int eventThatSignaledIndex =
    WaitHandle.WaitAny(new WaitHandle[] { mre, token.WaitHandle },
                        new TimeSpan(0, 0, 20));

In new code that targets the .NET Framework version 4, System.Threading.ManualResetEventSlim and System.Threading.SemaphoreSlim both support the new cancellation framework in their Wait methods. You can pass the CancellationToken to the method, and when the cancellation is requested, the event wakes up and throws an OperationCanceledException.

    // mres is a ManualResetEventSlim
catch (OperationCanceledException)
    // Throw immediately to be responsive. The
    // alternative is to do one more item of work,
    // and throw on next iteration, because 
    // IsCancellationRequested will be true.
    Console.WriteLine("The wait operation was canceled.");

// Simulating work.

For a more complete example, see How to: Listen for Cancellation Requests That Have Wait Handles.

Listening to Multiple Tokens Simultaneously

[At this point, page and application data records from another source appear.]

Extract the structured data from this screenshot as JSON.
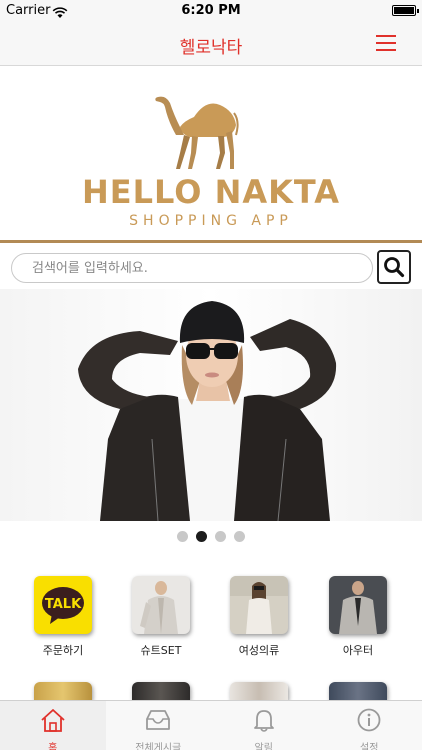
{
  "status_bar": {
    "carrier": "Carrier",
    "time": "6:20 PM"
  },
  "nav": {
    "title": "헬로낙타",
    "menu_icon": "hamburger-menu-icon"
  },
  "banner": {
    "brand_name": "HELLO NAKTA",
    "brand_subtitle": "SHOPPING APP",
    "logo_icon": "camel-icon"
  },
  "search": {
    "placeholder": "검색어를 입력하세요.",
    "value": ""
  },
  "carousel": {
    "page_count": 4,
    "active_page": 2
  },
  "categories": [
    {
      "label": "주문하기"
    },
    {
      "label": "슈트SET"
    },
    {
      "label": "여성의류"
    },
    {
      "label": "아우터"
    }
  ],
  "tabs": [
    {
      "label": "홈",
      "icon": "home-icon",
      "active": true
    },
    {
      "label": "전체게시글",
      "icon": "inbox-icon",
      "active": false
    },
    {
      "label": "알림",
      "icon": "bell-icon",
      "active": false
    },
    {
      "label": "설정",
      "icon": "info-icon",
      "active": false
    }
  ],
  "colors": {
    "accent": "#e0312b",
    "brand_gold": "#c99a57",
    "tab_inactive": "#9a9a9a"
  }
}
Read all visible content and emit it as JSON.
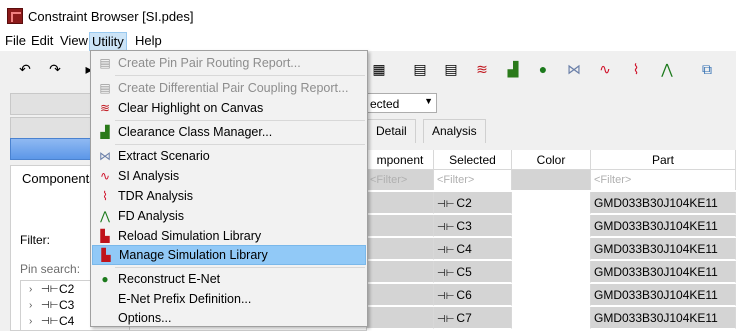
{
  "window": {
    "title": "Constraint Browser [SI.pdes]"
  },
  "menubar": {
    "items": [
      "File",
      "Edit",
      "View",
      "Utility",
      "Help"
    ]
  },
  "utility_menu": {
    "items": [
      {
        "label": "Create Pin Pair Routing Report...",
        "enabled": false,
        "icon": "report-icon"
      },
      {
        "label": "Create Differential Pair Coupling Report...",
        "enabled": false,
        "icon": "report-icon"
      },
      {
        "label": "Clear Highlight on Canvas",
        "enabled": true,
        "icon": "clear-highlight-icon"
      },
      {
        "label": "Clearance Class Manager...",
        "enabled": true,
        "icon": "clearance-icon"
      },
      {
        "label": "Extract Scenario",
        "enabled": true,
        "icon": "extract-icon"
      },
      {
        "label": "SI Analysis",
        "enabled": true,
        "icon": "si-analysis-icon"
      },
      {
        "label": "TDR Analysis",
        "enabled": true,
        "icon": "tdr-analysis-icon"
      },
      {
        "label": "FD Analysis",
        "enabled": true,
        "icon": "fd-analysis-icon"
      },
      {
        "label": "Reload Simulation Library",
        "enabled": true,
        "icon": "reload-library-icon"
      },
      {
        "label": "Manage Simulation Library",
        "enabled": true,
        "highlighted": true,
        "icon": "manage-library-icon"
      },
      {
        "label": "Reconstruct E-Net",
        "enabled": true,
        "icon": "enet-icon"
      },
      {
        "label": "E-Net Prefix Definition...",
        "enabled": true,
        "icon": ""
      },
      {
        "label": "Options...",
        "enabled": true,
        "icon": ""
      }
    ]
  },
  "left_panel": {
    "tab_label": "Components",
    "filter_label": "Filter:",
    "pin_search_label": "Pin search:",
    "tree_items": [
      "C2",
      "C3",
      "C4"
    ]
  },
  "right_panel": {
    "dropdown_value": "ected",
    "tabs": [
      "Detail",
      "Analysis"
    ],
    "columns": [
      "mponent",
      "Selected",
      "Color",
      "Part"
    ],
    "filter_placeholder": "<Filter>",
    "rows": [
      {
        "selected": "C2",
        "part": "GMD033B30J104KE11"
      },
      {
        "selected": "C3",
        "part": "GMD033B30J104KE11"
      },
      {
        "selected": "C4",
        "part": "GMD033B30J104KE11"
      },
      {
        "selected": "C5",
        "part": "GMD033B30J104KE11"
      },
      {
        "selected": "C6",
        "part": "GMD033B30J104KE11"
      },
      {
        "selected": "C7",
        "part": "GMD033B30J104KE11"
      }
    ]
  },
  "colors": {
    "highlight": "#91c9f7",
    "menu_active": "#cce4f7",
    "grid_gray": "#d4d4d4"
  }
}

In some cases, a listener may have to listen to multiple cancellation tokens simultaneously. For example, a cancelable operation may have to monitor an internal cancellation token in addition to a token passed in externally as an argument to a method parameter. To accomplish this, create a linked token source that can join two or more tokens into one token, as shown in the following example.

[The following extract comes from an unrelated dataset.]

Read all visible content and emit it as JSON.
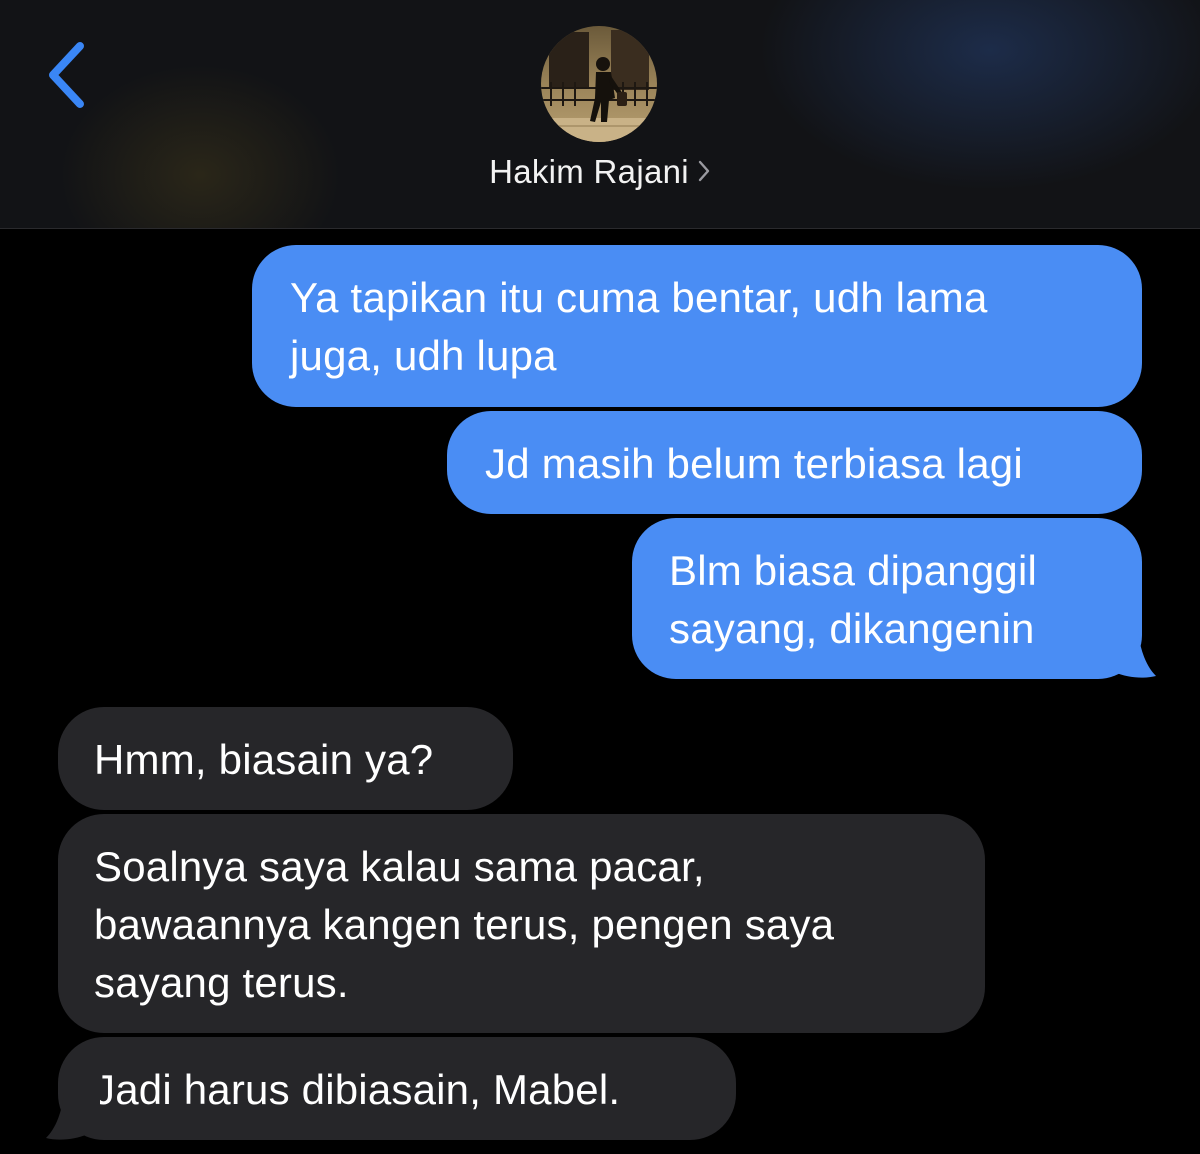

public void DoWork(CancellationToken externalToken)
    // Create a new token that combines the internal and external tokens.
    this.internalToken = internalTokenSource.Token;
    this.externalToken = externalToken;

    using (CancellationTokenSource linkedCts =
            CancellationTokenSource.CreateLinkedTokenSource(internalToken, externalToken))
        catch (OperationCanceledException)
            if (internalToken.IsCancellationRequested)
                Console.WriteLine("Operation timed out.");
            else if (externalToken.IsCancellationRequested)
                Console.WriteLine("Cancelling per user request.");

Notice that you must call Dispose on the linked token source when you are done with it. For a more complete example, see How to: Listen for Multiple Cancellation Requests.

The unified cancellation framework makes it possible for library code to cancel user code, and for user code to cancel library code in a cooperative manner. Smooth cooperation depends on each side following these guidelines:

  • If library code provides cancelable operations, it should also provide public methods that accept an external cancellation token so that user code can request cancellation.

  • If library code calls into user code, the library code should interpret an OperationCanceledException(externalToken) as cooperative cancellation, and not necessarily as a failure exception.

  • User-delegates should attempt to respond to cancellation requests from library code in a timely manner.

System.Threading.Tasks.Task and System.Linq.ParallelEnumerable are examples of classes that follows these guidelines. For more information, see Task Cancellationand How to: Cancel a PLINQ Query.